Hangzhou! (October 16, 2015, From the West Courtyard)
"In the sky there is heaven; on the earth there is Su-Hang." (上有天堂， 下有苏杭.)
China blacklists 10 travel agencies (October 19, 2015, China Daily)
China has named and shamed 10 travel agencies as the country attempts to create a sound environment for tourists, the National Tourism Administration (NTA) said Sunday. The tourist companies, which are based in Yunnan province, Hainan province and Shandong province, have been blacklisted, effective for two years, due to "irregularities."
New Peking Duck Burger Competes Against McDonald’s in China (October 21, 2015, TIME)

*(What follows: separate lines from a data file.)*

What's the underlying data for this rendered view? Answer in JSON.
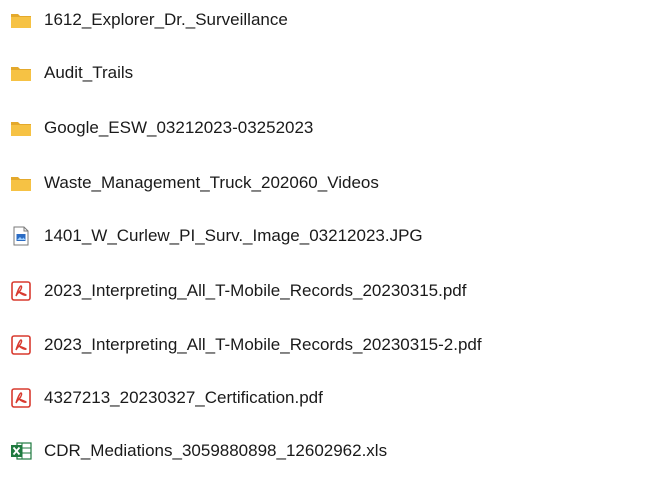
{
  "files": [
    {
      "name": "1612_Explorer_Dr._Surveillance",
      "type": "folder",
      "icon": "folder-icon"
    },
    {
      "name": "Audit_Trails",
      "type": "folder",
      "icon": "folder-icon"
    },
    {
      "name": "Google_ESW_03212023-03252023",
      "type": "folder",
      "icon": "folder-icon"
    },
    {
      "name": "Waste_Management_Truck_202060_Videos",
      "type": "folder",
      "icon": "folder-icon"
    },
    {
      "name": "1401_W_Curlew_PI_Surv._Image_03212023.JPG",
      "type": "image",
      "icon": "image-file-icon"
    },
    {
      "name": "2023_Interpreting_All_T-Mobile_Records_20230315.pdf",
      "type": "pdf",
      "icon": "pdf-file-icon"
    },
    {
      "name": "2023_Interpreting_All_T-Mobile_Records_20230315-2.pdf",
      "type": "pdf",
      "icon": "pdf-file-icon"
    },
    {
      "name": "4327213_20230327_Certification.pdf",
      "type": "pdf",
      "icon": "pdf-file-icon"
    },
    {
      "name": "CDR_Mediations_3059880898_12602962.xls",
      "type": "spreadsheet",
      "icon": "excel-file-icon"
    }
  ],
  "colors": {
    "folder": "#f6c244",
    "folder_shade": "#e4a92c",
    "pdf": "#d83a2f",
    "excel": "#1f7a3f",
    "image": "#2b6cc4"
  }
}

It’s hamburger versus duck burger in China’s capital. China’s leading Peking duck chain, Da Dong, is deploying the iconic Chinese dish along with an American twist to take on giant rival McDonald’s.
The UK Grants Free-Spending Chinese Tourists Easier Visas (October 21, 2015, Skift)
The U.K. will extend multiple-entry visas for Chinese visitors to two years from six months as it seeks to build on a boom in free-spending tourists from the people’s republic.
Language / Language Learning
The Case for Zhuyin (October 15, 2015, Sinosplice)
This is a big problem with a lot of Chinese learning materials: pinyin is featured too prominently, making it virtually impossible to ignore even if you really do want to focus on the characters before “cheating.” Zhuyin allegedly solves this problem.
China Face, China Guanxi: The Book (October 20, 2015, China Law Blog)
Unless you have total mastery of Chinese language, symbolism, and social nuances (who even has that of their own country?), you should consider picking up a copy of Anne-Laure Monfret’s Comment ne pas faire perdre la face à un Chinois as this book can help you with all of that. Most importantly, however, it is aimed at helping you make a good impression on your Chinese business contacts, and it succeeds.
Links for Researchers
The Mission Work of the Presbyterian Church in the United States in China, 1867-1952 (Yale Divinity Library)
This a digital version of five unpublished volumes written by James E. Bear (1893-1977), who was a Presbyterian missionary to China and later Royster Professor of Christian Missions at Union Theological Seminary, Richmond, Virginia. Bear wrote these volumes between 1963 and 1973.
China's Ethnic Policy Under Xi Jinping (October 19, 2015, China Brief)
Since assuming power in November 2012, Chinese Communist Party (CCP) Secretary General Xi Jinping has sought to put his imprimatur on the contentious realm of ethnic policy.
China, Inside and Out: A Collection of Essays on Foreign and Domestic Policy in the Xi Jinping Era (Rand Corporation)
China today is guided by a few overriding philosophies. Outwardly, it is promoting a "new type of great power relations" between itself and the United States, and a "community of shared interests" within Asia. Inwardly, it is guided by the "Chinese Dream," a vision for increased prosperity, greater social stability, and a higher quality of life for China's people.
Articles in Chinese
老板基督徒”的兴起及其与国家政权的关系 (October 16, 2015, Pacific Institute for Social Science)
Image credit: UIUC Football, by buba69, via Flickr
Joann Pittman is senior vice president of ChinaSource and editor of ZGBriefs. Prior to joining ChinaSource, Joann spent 28 years working in China, as an English teacher, language student, program director, and cross-cultural trainer for organizations and businesses engaged in China. She has also taught Chinese at the University of Northwestern-St. Paul …View Full Bio